Re: A pk is *both* a physical and a logical object.
Date: Fri, 13 Jul 2007 17:37:42 GMT
"paul c" <toledobythesea_at_oohay.ac> wrote in message
> David Cressey wrote:
> > Specifically, does Tutorial D have the concept of "primary key" in it?
> > so, how does it relate to relational theory? If not, how does it
> > the same problems that lead SQL practitioners to lean on the concept of
> > primary key?
> Here's a partial quote from TTM, 2nd edition, RM prescription 15 (sorry
> in advance for any typing errors of mine):
> "Note. Historically, it has been usual to insist that, at least in the
> case of real relvars, there be a distingished candidate key called the
> primary (italics) key. While this discipline might be useful in
> practice, we do not insist on it (and Tutorial D as defined in Chapter 5
> does not support it), because we regard the idea of making one candidate
> key somehow "more equal thant the others" as a psychological issue
> merely . Of course, we do not prohibit it either."
Thanks. I think there is a better word out there than "psychological", but I can't settle in one.
Your quote confirms my percetion of the relationship between primary keys and the relational model of data.
> ( refers to a CJ Date article - "The Primacy of Primary Keys: An
> Investigation.) TTM also repeats the usual properties, uniqueness and
> irreducibility and since the above is a TTM "prescription", I presume it
> goes beyond Tutorial D, whereas the A-algebra has no reference to keys
> of any kind.
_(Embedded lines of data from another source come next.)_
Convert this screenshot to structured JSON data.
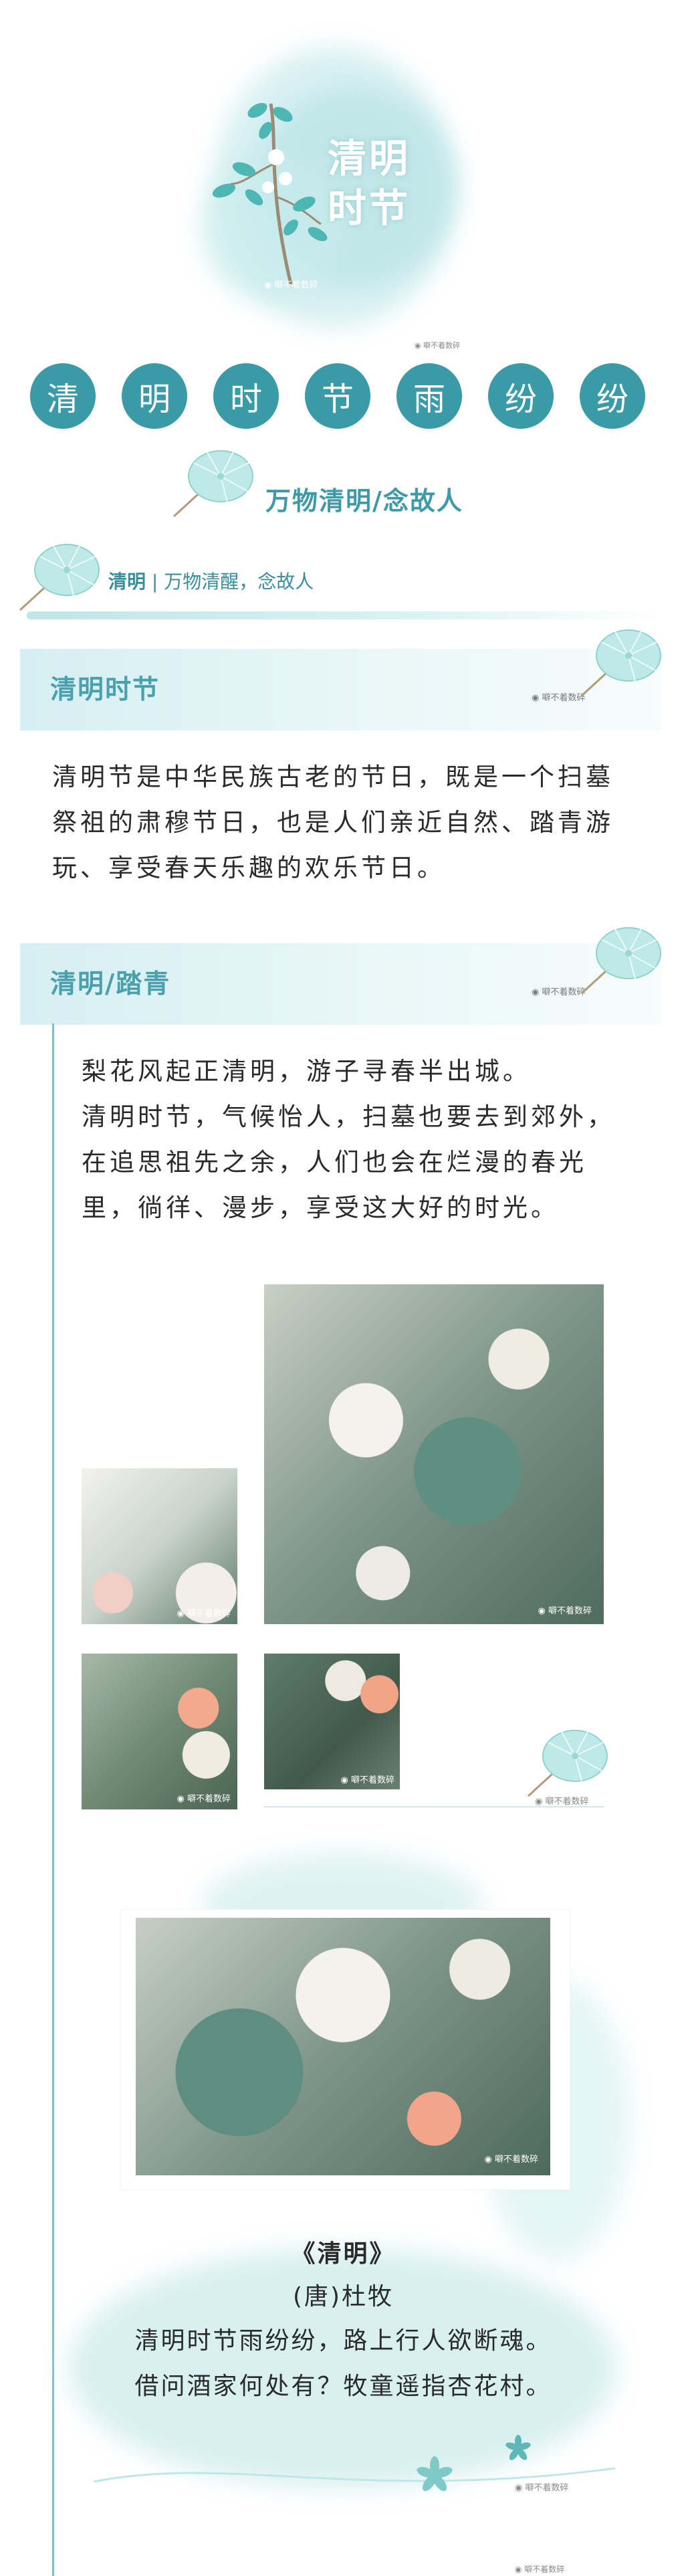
{
  "header": {
    "title_line1": "清明",
    "title_line2": "时节",
    "watermark": "噼不着数碎",
    "watermark_small": "噼不着数碎"
  },
  "circles": [
    "清",
    "明",
    "时",
    "节",
    "雨",
    "纷",
    "纷"
  ],
  "subtitle": "万物清明/念故人",
  "tagline": {
    "strong": "清明",
    "rest": " | 万物清醒，念故人"
  },
  "section1": {
    "title": "清明时节",
    "watermark": "噼不着数碎",
    "paragraph": "清明节是中华民族古老的节日，既是一个扫墓祭祖的肃穆节日，也是人们亲近自然、踏青游玩、享受春天乐趣的欢乐节日。"
  },
  "section2": {
    "title": "清明/踏青",
    "watermark": "噼不着数碎",
    "line1": "梨花风起正清明，游子寻春半出城。",
    "paragraph": "清明时节，气候怡人，扫墓也要去到郊外，在追思祖先之余，人们也会在烂漫的春光里，徜徉、漫步，享受这大好的时光。",
    "photo_watermark": "噼不着数碎"
  },
  "poem": {
    "title": "《清明》",
    "author": "(唐)杜牧",
    "line1": "清明时节雨纷纷，路上行人欲断魂。",
    "line2": "借问酒家何处有？牧童遥指杏花村。",
    "watermark": "噼不着数碎",
    "footer_watermark": "噼不着数碎"
  },
  "colors": {
    "accent": "#3a9aa6",
    "title": "#4aa0ad",
    "wash": "#bfe6e8",
    "text": "#2a2a2a"
  },
  "icons": [
    "umbrella-icon",
    "branch-icon",
    "flower-icon",
    "wechat-icon"
  ]
}
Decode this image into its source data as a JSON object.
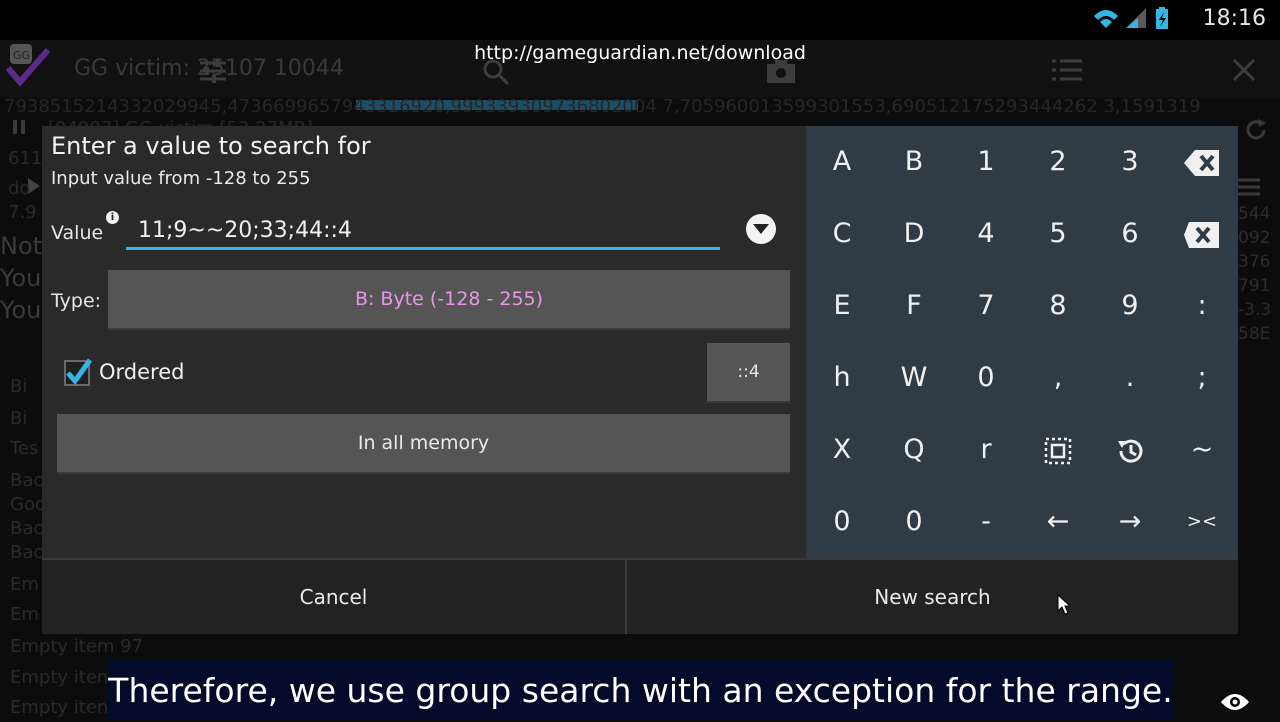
{
  "status_bar": {
    "time": "18:16"
  },
  "url_banner": "http://gameguardian.net/download",
  "background": {
    "title": "GG victim: 25107 10044",
    "hex_line": "7938515214332029945,4736699657943316920,999339309736802004 7,705960013599301553,690512175293444262 3,1591319",
    "sub_line": "[04907] GG victim [52.27MB]",
    "left_items": [
      "611",
      "do",
      "7.9",
      "Bi",
      "Bi",
      "Tes",
      "Bac",
      "Goo",
      "Bac",
      "Bac",
      "Em",
      "Em",
      "Empty item 97",
      "Empty iten",
      "Empty iten"
    ],
    "left_big": [
      "Not",
      "You",
      "You"
    ],
    "right_items": [
      "544",
      "092",
      "376",
      "791",
      "-3.3",
      "58E"
    ]
  },
  "dialog": {
    "title": "Enter a value to search for",
    "subtitle": "Input value from -128 to 255",
    "value_label": "Value",
    "value": "11;9~~20;33;44::4",
    "type_label": "Type:",
    "type_value": "B: Byte (-128 - 255)",
    "ordered_label": "Ordered",
    "ordered_checked": true,
    "step_label": "::4",
    "memory_label": "In all memory",
    "cancel_label": "Cancel",
    "new_search_label": "New search"
  },
  "keypad": {
    "rows": [
      [
        "A",
        "B",
        "1",
        "2",
        "3",
        "backspace-icon"
      ],
      [
        "C",
        "D",
        "4",
        "5",
        "6",
        "clear-icon"
      ],
      [
        "E",
        "F",
        "7",
        "8",
        "9",
        ":"
      ],
      [
        "h",
        "W",
        "0",
        ",",
        ".",
        ";"
      ],
      [
        "X",
        "Q",
        "r",
        "select-all-icon",
        "history-icon",
        "~"
      ],
      [
        "0",
        "0",
        "-",
        "←",
        "→",
        "><"
      ]
    ]
  },
  "caption": "Therefore, we use group search with an exception for the range.",
  "colors": {
    "accent": "#33b5e5",
    "type_text": "#e896e8",
    "keypad_bg": "#2f3c46",
    "dialog_bg": "#2a2a2a",
    "caption_bg": "#030a2a"
  }
}
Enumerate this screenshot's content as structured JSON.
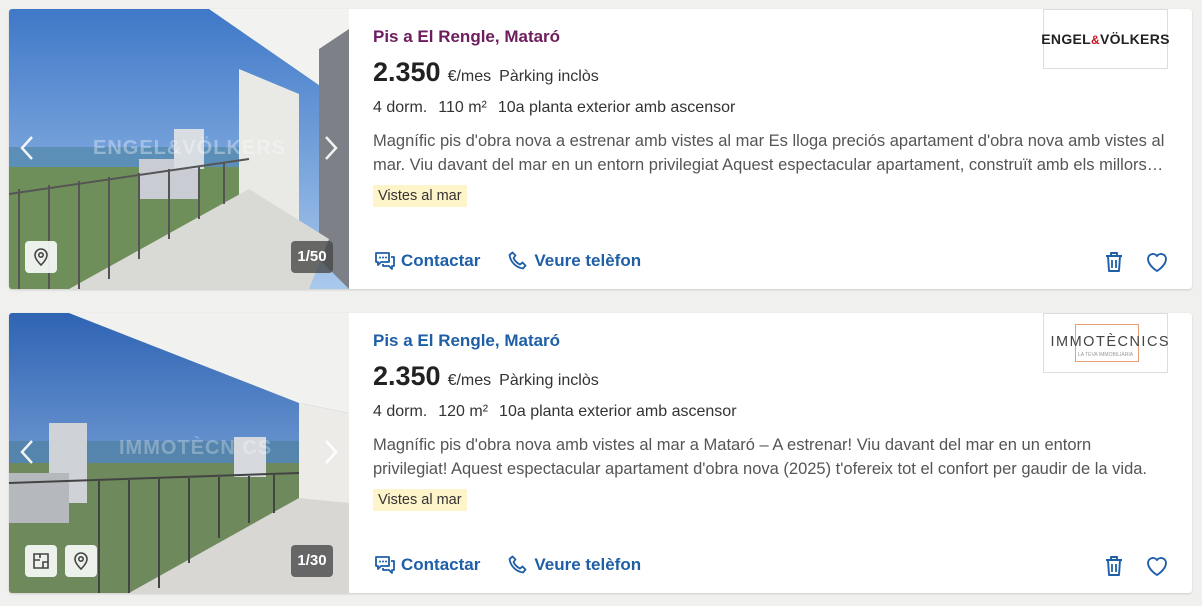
{
  "listings": [
    {
      "title": "Pis a El Rengle, Mataró",
      "price": "2.350",
      "price_unit": "€/mes",
      "parking": "Pàrking inclòs",
      "details": [
        "4 dorm.",
        "110 m²",
        "10a planta exterior amb ascensor"
      ],
      "description": "Magnífic pis d'obra nova a estrenar amb vistes al mar Es lloga preciós apartament d'obra nova amb vistes al mar. Viu davant del mar en un entorn privilegiat Aquest espectacular apartament, construït amb els millors materials i acabats de primera qualitat.",
      "tag": "Vistes al mar",
      "photo_counter": "1/50",
      "watermark": "ENGEL&VÖLKERS",
      "agency_logo": {
        "left": "ENGEL",
        "amp": "&",
        "right": "VÖLKERS"
      },
      "contact_label": "Contactar",
      "phone_label": "Veure telèfon"
    },
    {
      "title": "Pis a El Rengle, Mataró",
      "price": "2.350",
      "price_unit": "€/mes",
      "parking": "Pàrking inclòs",
      "details": [
        "4 dorm.",
        "120 m²",
        "10a planta exterior amb ascensor"
      ],
      "description": "Magnífic pis d'obra nova amb vistes al mar a Mataró – A estrenar! Viu davant del mar en un entorn privilegiat! Aquest espectacular apartament d'obra nova (2025) t'ofereix tot el confort per gaudir de la vida.",
      "tag": "Vistes al mar",
      "photo_counter": "1/30",
      "watermark": "IMMOTÈCN CS",
      "agency_logo": {
        "name": "IMMOTÈCNICS",
        "sub": "LA TEVA IMMOBILIÀRIA"
      },
      "contact_label": "Contactar",
      "phone_label": "Veure telèfon"
    }
  ],
  "colors": {
    "link_blue": "#1e5fa7",
    "visited_title": "#6d1c5d",
    "tag_bg": "#fdf4c9",
    "brand_red": "#c6121f"
  },
  "icons": [
    "chevron-left-icon",
    "chevron-right-icon",
    "map-pin-icon",
    "floorplan-icon",
    "chat-icon",
    "phone-icon",
    "trash-icon",
    "heart-icon"
  ]
}
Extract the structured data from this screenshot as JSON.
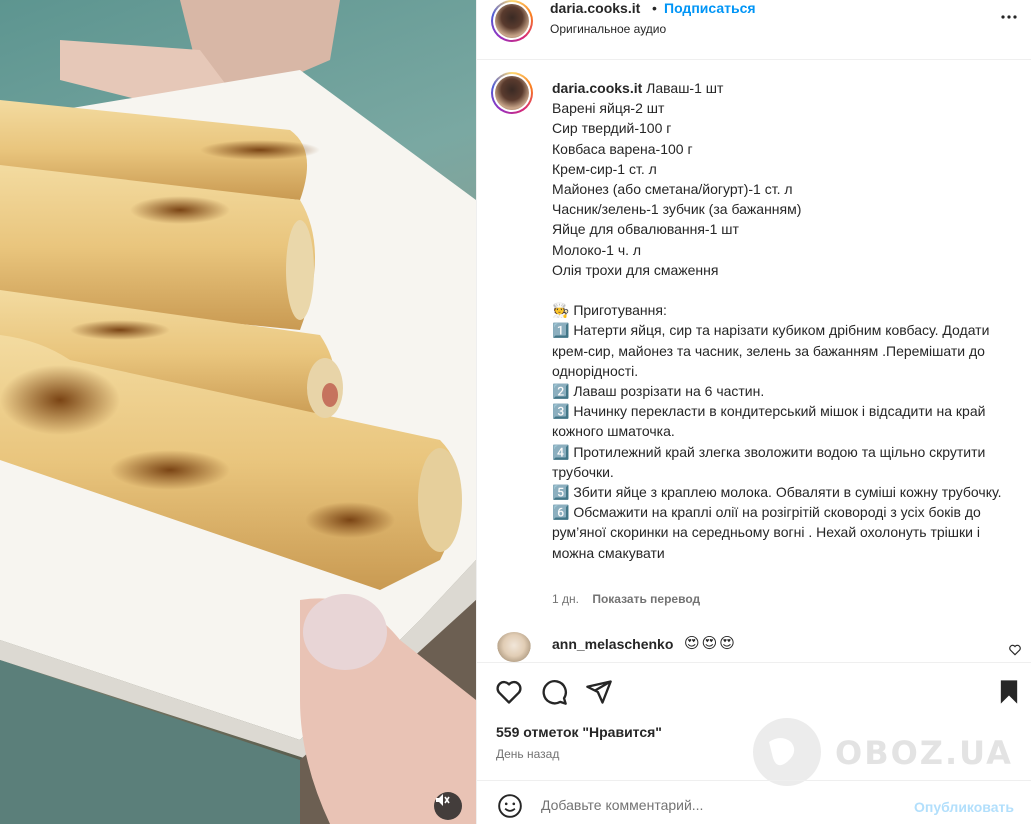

And, I am told, the SQL standard does not mention indexes of any kind.
> Codd's 1970 paper is full of the term, but I find it's often echoing the
> IMS term of the same name, IMS being a hierarchical dbms that I was told
> pretty much everybody at IBM labs was paid to know and study. Here's
> some of what Codd had to say:
Thanks again. It's important to note, when looking over the 1970 paper, that Codd was explaining the unfamiliar by connecting back to the familiar, a very common approach to explaing new things.
> "1.2.2. Indexing Dependence. In the context of formatted
> data, an index is usually thought of as a purely
> performance-oriented component of the data representation.
> It tends to improve response to queries and updates
> and, at the same time, slow down response to insertions
> and deletions. From an informational standpoint, an index
> is a redundant component of the data representation. If a
> system uses indices at all and if it is to perform well in an
> environment with changing patterns of activity on the data
> bank, an ability to create and destroy indices from time to
> time will probably be necessary. The question then arises:
> Can application programs and terminal activities remain
> invariant as indices come and go?"
> (This point about a dependence that he wished to eliminate followed one
> about Ordering Dependence.)
> I remember IMS had another "key" called a "secondary key". Certainly
> years ago I know most programmers thought of it as a very clumsy index,
> usually added when an unforeseen query, what I think Codd called a
> symmetrical one, reared its ugly face. This all leads me to think that
> the "primary" adjective first appeared in either IBM's or some other
> vendor's hierarchical dbms'es. Whereas the term "key" was well
> entrenched from the late 1950's, when every programmer had to know
> peripheral hardware and be able to write programs that are today called
> device drivers. Lynn W who visits here sometimes might clarify my
> memory but as I recall, some tape drives had physical count blocks and
> when disks such as the Ramac came along, "key" physical blocks were
> added and some of the "ISAM" support was built into the hardware
> channels and devices, for example, cylinder searches. Whatever, it's
> for sure that programmers and everybody around those machines treated an
> index as synonomous with a key although the reverse wasn't always the
> case because some keys were direct pointers and some were hashes. I'm
> sure Honeywell, Burroughs, Sperry etc., had similar gizmos. (I think it
> was around this time that DEC and Wang were about to put the "BUNCH" of
> IBM competitors out of business, don't know much about their early
> machine peripherals.)
Just a historical side note: BUNCH was an acronym (or perhaps merely a hackronym.) It stood for Burroughs, Univac, National Cash Register, Control Data, and Honeywell. None of them were put out of business by DEC or Wang, as I recall. Rather, they were insufficiently differentiated from IBM to withstand the market pressure that IBM placed on them via their customers. I can't speak for Wang, but I would say DEC survived for as long as it did by appealing to subset of customers that had always been difficult for IBM to serve.
I remember in the 70s and 80s a large number of sites that has both IBM gear and DEC gear in their data center.
> Just my worm's-eye view. That's enough memory lane for me for today.
\ Received on Fri Jul 13 2007 - 19:37:42 CEST